Work item:
Records follow. Select each line holding "icon".

Raw data:
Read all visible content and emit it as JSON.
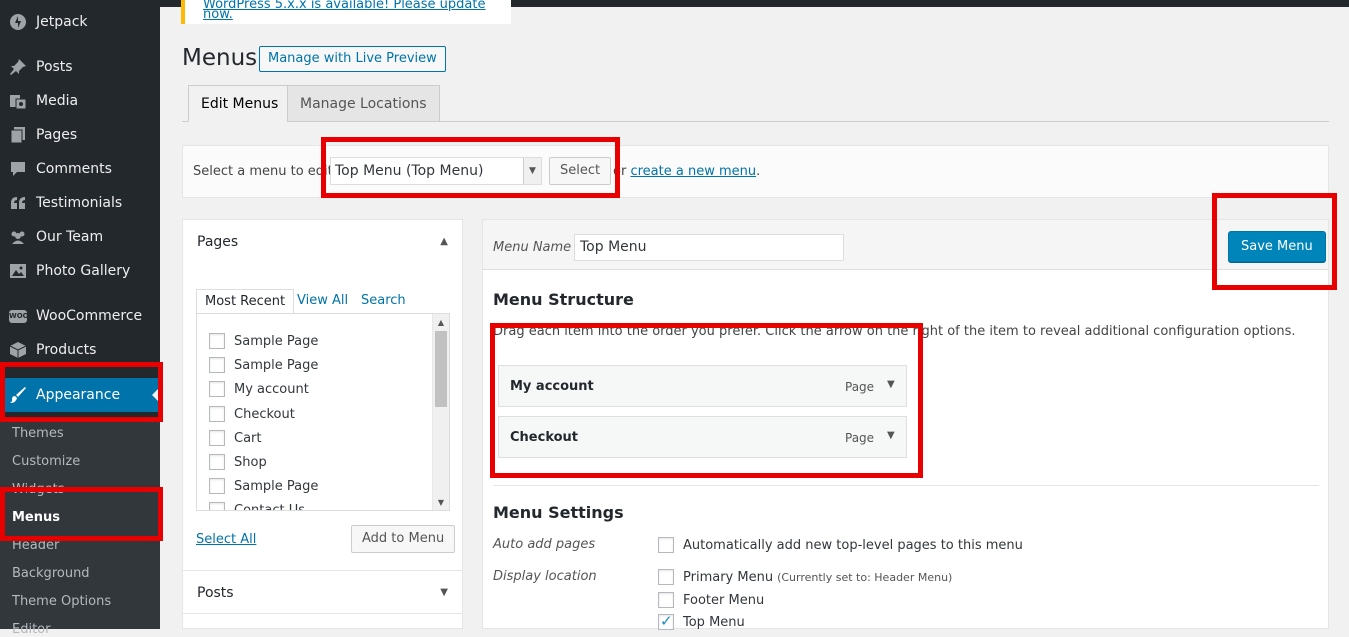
{
  "notice": {
    "text": "WordPress 5.x.x is available! Please update now."
  },
  "sidebar": {
    "items": [
      {
        "label": "Jetpack",
        "icon": "jetpack-icon"
      },
      {
        "label": "Posts",
        "icon": "pin-icon"
      },
      {
        "label": "Media",
        "icon": "media-icon"
      },
      {
        "label": "Pages",
        "icon": "pages-icon"
      },
      {
        "label": "Comments",
        "icon": "comments-icon"
      },
      {
        "label": "Testimonials",
        "icon": "quote-icon"
      },
      {
        "label": "Our Team",
        "icon": "team-icon"
      },
      {
        "label": "Photo Gallery",
        "icon": "gallery-icon"
      },
      {
        "label": "WooCommerce",
        "icon": "woo-icon",
        "badge": "WOO"
      },
      {
        "label": "Products",
        "icon": "box-icon"
      },
      {
        "label": "Appearance",
        "icon": "brush-icon"
      }
    ],
    "submenu": [
      "Themes",
      "Customize",
      "Widgets",
      "Menus",
      "Header",
      "Background",
      "Theme Options",
      "Editor"
    ]
  },
  "header": {
    "title": "Menus",
    "live_preview_label": "Manage with Live Preview",
    "tabs": [
      {
        "label": "Edit Menus"
      },
      {
        "label": "Manage Locations"
      }
    ]
  },
  "manage": {
    "select_label": "Select a menu to edit:",
    "selected_menu": "Top Menu (Top Menu)",
    "select_button": "Select",
    "or_text": "or",
    "create_link": "create a new menu",
    "period": "."
  },
  "pages_box": {
    "title": "Pages",
    "tabs": [
      "Most Recent",
      "View All",
      "Search"
    ],
    "items": [
      "Sample Page",
      "Sample Page",
      "My account",
      "Checkout",
      "Cart",
      "Shop",
      "Sample Page",
      "Contact Us"
    ],
    "select_all": "Select All",
    "add_button": "Add to Menu"
  },
  "posts_box": {
    "title": "Posts"
  },
  "editor": {
    "menu_name_label": "Menu Name",
    "menu_name_value": "Top Menu",
    "save_button": "Save Menu",
    "structure_title": "Menu Structure",
    "structure_desc": "Drag each item into the order you prefer. Click the arrow on the right of the item to reveal additional configuration options.",
    "entries": [
      {
        "title": "My account",
        "type": "Page"
      },
      {
        "title": "Checkout",
        "type": "Page"
      }
    ],
    "settings_title": "Menu Settings",
    "auto_add_label": "Auto add pages",
    "auto_add_option": "Automatically add new top-level pages to this menu",
    "display_location_label": "Display location",
    "locations": [
      {
        "label": "Primary Menu",
        "note": "(Currently set to: Header Menu)",
        "checked": false
      },
      {
        "label": "Footer Menu",
        "note": "",
        "checked": false
      },
      {
        "label": "Top Menu",
        "note": "",
        "checked": true
      }
    ]
  },
  "colors": {
    "sidebar_bg": "#23282d",
    "accent": "#0073aa",
    "highlight": "#e80000",
    "primary_button": "#0085ba"
  }
}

Task result:
        "icon": "jetpack-icon"
        "icon": "pin-icon"
        "icon": "media-icon"
        "icon": "pages-icon"
        "icon": "comments-icon"
        "icon": "quote-icon"
        "icon": "team-icon"
        "icon": "gallery-icon"
        "icon": "woo-icon",
        "icon": "box-icon"
        "icon": "brush-icon"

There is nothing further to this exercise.